Listed records:
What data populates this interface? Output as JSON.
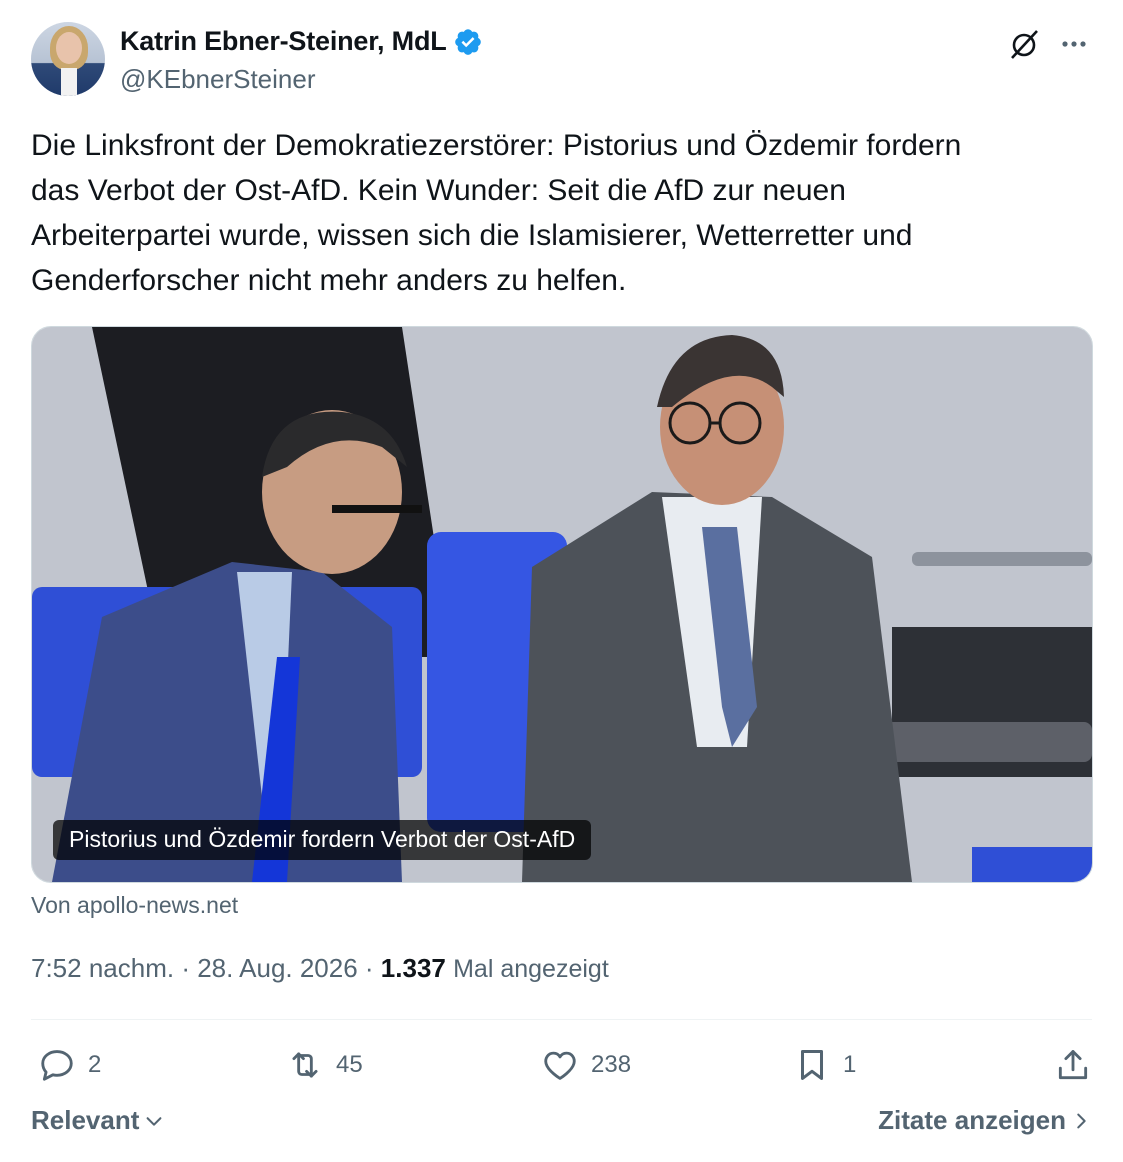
{
  "author": {
    "name": "Katrin Ebner-Steiner, MdL",
    "handle": "@KEbnerSteiner",
    "verified": true,
    "verified_color": "#1d9bf0"
  },
  "tweet": {
    "text": "Die Linksfront der Demokratiezerstörer: Pistorius und Özdemir fordern\ndas Verbot der Ost-AfD. Kein Wunder: Seit die AfD zur neuen\nArbeiterpartei wurde, wissen sich die Islamisierer, Wetterretter und\nGenderforscher nicht mehr anders zu helfen."
  },
  "link_card": {
    "caption": "Pistorius und Özdemir fordern Verbot der Ost-AfD",
    "source": "Von apollo-news.net"
  },
  "meta": {
    "time": "7:52 nachm.",
    "sep1": " · ",
    "date": "28. Aug. 2026",
    "sep2": " · ",
    "views_count": "1.337",
    "views_label": "Mal angezeigt"
  },
  "actions": {
    "replies": "2",
    "reposts": "45",
    "likes": "238",
    "bookmarks": "1"
  },
  "footer": {
    "sort_label": "Relevant",
    "quotes_label": "Zitate anzeigen"
  },
  "icons": {
    "header_right": [
      "grok-icon",
      "more-icon"
    ],
    "actions": [
      "reply-icon",
      "repost-icon",
      "like-icon",
      "bookmark-icon",
      "share-icon"
    ]
  },
  "colors": {
    "text": "#0f1419",
    "secondary": "#536471",
    "divider": "#eff3f4"
  }
}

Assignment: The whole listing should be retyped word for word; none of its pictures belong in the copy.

The completed task:
What data populates this interface? Output as JSON.
{
  "author": {
    "name": "Katrin Ebner-Steiner, MdL",
    "handle": "@KEbnerSteiner",
    "verified": true,
    "verified_color": "#1d9bf0"
  },
  "tweet": {
    "text": "Die Linksfront der Demokratiezerstörer: Pistorius und Özdemir fordern\ndas Verbot der Ost-AfD. Kein Wunder: Seit die AfD zur neuen\nArbeiterpartei wurde, wissen sich die Islamisierer, Wetterretter und\nGenderforscher nicht mehr anders zu helfen."
  },
  "link_card": {
    "caption": "Pistorius und Özdemir fordern Verbot der Ost-AfD",
    "source": "Von apollo-news.net"
  },
  "meta": {
    "time": "7:52 nachm.",
    "sep1": " · ",
    "date": "28. Aug. 2026",
    "sep2": " · ",
    "views_count": "1.337",
    "views_label": "Mal angezeigt"
  },
  "actions": {
    "replies": "2",
    "reposts": "45",
    "likes": "238",
    "bookmarks": "1"
  },
  "footer": {
    "sort_label": "Relevant",
    "quotes_label": "Zitate anzeigen"
  },
  "icons": {
    "header_right": [
      "grok-icon",
      "more-icon"
    ],
    "actions": [
      "reply-icon",
      "repost-icon",
      "like-icon",
      "bookmark-icon",
      "share-icon"
    ]
  },
  "colors": {
    "text": "#0f1419",
    "secondary": "#536471",
    "divider": "#eff3f4"
  }
}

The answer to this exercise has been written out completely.